Belarusian President Alexander Lukashenko announced on Thursday that the constitutional referendum would take place in the second half of February, after the draft law was last analyzed in late January or early February.
“This is the best time to hold the referendum. We will not distract people from work as it is still winter and there is less work in the cities and even in the big cities,” he told BelTA news agency.
The draft constitution will be presented in the next few days for “public debate”, in which the various changes to the Magna Carta could be discussed. As already mentioned, this will be the last meeting of the working group before the project is published.
“We still have two or three days to correct mistakes, prepare everything and present the text to the public,” he said, emphasizing the importance of “approaching the document, reading it together and analyzing its various points “.
If the constitutional amendment is adopted, the system of government in Belarus will see some changes. “If the people approve the reforms, we, the authorities, have to reorganize the country’s system of government so that it conforms to the new constitution,” he said.
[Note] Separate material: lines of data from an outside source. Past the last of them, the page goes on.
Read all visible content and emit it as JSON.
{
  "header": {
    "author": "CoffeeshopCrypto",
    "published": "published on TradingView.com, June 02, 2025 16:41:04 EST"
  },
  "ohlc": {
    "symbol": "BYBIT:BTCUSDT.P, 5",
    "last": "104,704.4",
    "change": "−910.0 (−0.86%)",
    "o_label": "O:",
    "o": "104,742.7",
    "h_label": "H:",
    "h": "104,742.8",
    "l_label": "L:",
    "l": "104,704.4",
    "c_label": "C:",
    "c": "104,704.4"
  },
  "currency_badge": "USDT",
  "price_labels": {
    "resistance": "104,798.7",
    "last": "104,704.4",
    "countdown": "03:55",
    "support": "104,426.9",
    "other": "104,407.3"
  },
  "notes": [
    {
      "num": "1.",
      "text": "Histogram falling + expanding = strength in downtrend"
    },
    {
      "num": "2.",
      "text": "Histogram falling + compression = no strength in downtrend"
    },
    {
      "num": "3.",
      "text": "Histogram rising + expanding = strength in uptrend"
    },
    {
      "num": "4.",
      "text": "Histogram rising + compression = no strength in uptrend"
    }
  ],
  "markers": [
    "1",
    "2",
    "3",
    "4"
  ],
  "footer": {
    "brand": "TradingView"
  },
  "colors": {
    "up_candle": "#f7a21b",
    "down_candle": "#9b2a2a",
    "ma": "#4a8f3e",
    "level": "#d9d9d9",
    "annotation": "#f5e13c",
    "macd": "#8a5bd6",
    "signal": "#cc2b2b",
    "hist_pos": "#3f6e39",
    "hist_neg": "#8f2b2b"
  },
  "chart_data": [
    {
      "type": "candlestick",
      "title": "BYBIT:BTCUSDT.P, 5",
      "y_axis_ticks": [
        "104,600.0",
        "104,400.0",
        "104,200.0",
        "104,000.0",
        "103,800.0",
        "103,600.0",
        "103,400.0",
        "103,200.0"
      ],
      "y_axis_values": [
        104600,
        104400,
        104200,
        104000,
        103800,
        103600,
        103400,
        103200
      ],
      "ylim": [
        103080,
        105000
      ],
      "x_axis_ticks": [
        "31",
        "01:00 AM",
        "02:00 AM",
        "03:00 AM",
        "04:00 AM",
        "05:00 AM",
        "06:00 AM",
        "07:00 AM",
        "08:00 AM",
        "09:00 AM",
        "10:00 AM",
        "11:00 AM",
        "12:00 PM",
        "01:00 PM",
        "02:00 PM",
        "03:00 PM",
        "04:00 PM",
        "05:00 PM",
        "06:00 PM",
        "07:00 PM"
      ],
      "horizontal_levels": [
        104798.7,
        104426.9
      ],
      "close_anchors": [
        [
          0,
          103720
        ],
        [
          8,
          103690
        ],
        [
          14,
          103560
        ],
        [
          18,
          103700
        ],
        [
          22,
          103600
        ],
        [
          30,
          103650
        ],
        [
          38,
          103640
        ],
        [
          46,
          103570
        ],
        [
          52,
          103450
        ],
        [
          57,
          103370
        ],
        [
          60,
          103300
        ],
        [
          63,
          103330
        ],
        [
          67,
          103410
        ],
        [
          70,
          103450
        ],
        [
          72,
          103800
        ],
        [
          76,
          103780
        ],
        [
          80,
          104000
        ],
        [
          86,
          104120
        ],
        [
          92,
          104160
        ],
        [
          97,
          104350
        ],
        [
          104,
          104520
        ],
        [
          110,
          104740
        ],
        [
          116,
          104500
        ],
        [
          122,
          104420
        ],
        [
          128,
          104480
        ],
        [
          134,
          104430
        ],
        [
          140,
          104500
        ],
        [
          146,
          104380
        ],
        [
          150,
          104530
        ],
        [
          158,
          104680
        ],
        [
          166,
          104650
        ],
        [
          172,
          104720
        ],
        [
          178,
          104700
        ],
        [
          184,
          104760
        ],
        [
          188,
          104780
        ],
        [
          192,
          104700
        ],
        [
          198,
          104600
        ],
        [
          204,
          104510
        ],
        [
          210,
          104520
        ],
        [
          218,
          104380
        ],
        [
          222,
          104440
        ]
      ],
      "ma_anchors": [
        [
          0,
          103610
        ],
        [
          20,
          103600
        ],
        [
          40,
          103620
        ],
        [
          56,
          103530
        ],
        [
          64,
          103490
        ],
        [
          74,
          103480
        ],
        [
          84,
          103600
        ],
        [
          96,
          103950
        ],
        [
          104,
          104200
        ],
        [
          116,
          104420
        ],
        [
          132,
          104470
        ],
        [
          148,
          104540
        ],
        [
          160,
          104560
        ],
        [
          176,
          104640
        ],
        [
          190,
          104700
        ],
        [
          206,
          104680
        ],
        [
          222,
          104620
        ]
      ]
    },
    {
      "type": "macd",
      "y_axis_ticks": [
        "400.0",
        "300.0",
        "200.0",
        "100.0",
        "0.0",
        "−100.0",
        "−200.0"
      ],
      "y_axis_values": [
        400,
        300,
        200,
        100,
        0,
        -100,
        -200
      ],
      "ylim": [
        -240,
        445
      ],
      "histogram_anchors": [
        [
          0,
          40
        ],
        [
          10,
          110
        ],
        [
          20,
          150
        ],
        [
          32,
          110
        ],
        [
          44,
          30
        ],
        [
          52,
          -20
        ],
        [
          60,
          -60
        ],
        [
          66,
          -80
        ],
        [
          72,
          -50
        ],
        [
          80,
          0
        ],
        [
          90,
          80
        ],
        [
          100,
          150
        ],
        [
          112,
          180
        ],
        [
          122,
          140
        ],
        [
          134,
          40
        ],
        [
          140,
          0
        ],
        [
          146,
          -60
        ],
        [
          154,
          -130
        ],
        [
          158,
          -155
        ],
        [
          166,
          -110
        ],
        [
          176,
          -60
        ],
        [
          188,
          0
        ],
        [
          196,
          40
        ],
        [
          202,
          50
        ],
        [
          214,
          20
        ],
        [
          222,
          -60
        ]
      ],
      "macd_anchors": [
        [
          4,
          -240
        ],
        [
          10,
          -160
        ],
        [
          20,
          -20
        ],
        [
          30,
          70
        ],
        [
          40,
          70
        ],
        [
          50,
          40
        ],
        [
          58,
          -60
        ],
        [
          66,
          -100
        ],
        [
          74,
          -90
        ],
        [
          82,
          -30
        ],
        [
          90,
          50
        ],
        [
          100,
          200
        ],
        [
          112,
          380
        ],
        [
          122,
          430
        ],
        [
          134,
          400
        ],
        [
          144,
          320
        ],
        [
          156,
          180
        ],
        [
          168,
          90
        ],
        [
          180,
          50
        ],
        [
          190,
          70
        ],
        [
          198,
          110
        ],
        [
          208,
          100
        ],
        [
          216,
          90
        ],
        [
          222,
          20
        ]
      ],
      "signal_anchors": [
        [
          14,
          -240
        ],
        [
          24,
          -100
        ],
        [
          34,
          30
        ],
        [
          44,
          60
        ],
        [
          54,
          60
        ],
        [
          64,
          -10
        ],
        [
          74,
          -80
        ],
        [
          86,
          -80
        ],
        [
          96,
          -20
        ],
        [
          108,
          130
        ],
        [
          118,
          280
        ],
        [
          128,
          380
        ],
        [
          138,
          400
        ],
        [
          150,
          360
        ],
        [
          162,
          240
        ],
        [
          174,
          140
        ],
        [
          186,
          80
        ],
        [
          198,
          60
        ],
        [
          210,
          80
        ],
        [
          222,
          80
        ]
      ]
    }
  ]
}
“We have to build an effective system for public administration, business management and the passing of new laws,” said Lukashenko, who believes it is necessary to start a new campaign cycle after the passage.
The Constitutional Commission was set up in March 2021. Its main initiatives include limiting the President’s term of office to two consecutive ones and the deprivation of the right to issue decrees. For the President, the constitution passed 27 years ago is a “symbol of the new era”, of a “free, peaceful and stable” life for the Belarusian people.
However, last month the president assured that the new constitution would keep the president’s power “center stage” and insisted that the referendum will take place in early 2022 “unless war breaks out, God forbid”.
With this in mind, he defended that the draft of the new Magna Carta “strengthens the role of the government and parliament”, in addition to expanding the role of the People’s Assembly of Belarus, the highest representative body, which will debate the hottest topics and become the political agenda determine.
Lukashenko, who has been in power since 1994, was re-elected for a sixth term in a controversial August 2020 election, during which the opposition denounced the existence of fraud. Shortly afterwards he was ready to hand over part of his presidential powers to other organs of power and pointed out the need for a constitutional amendment.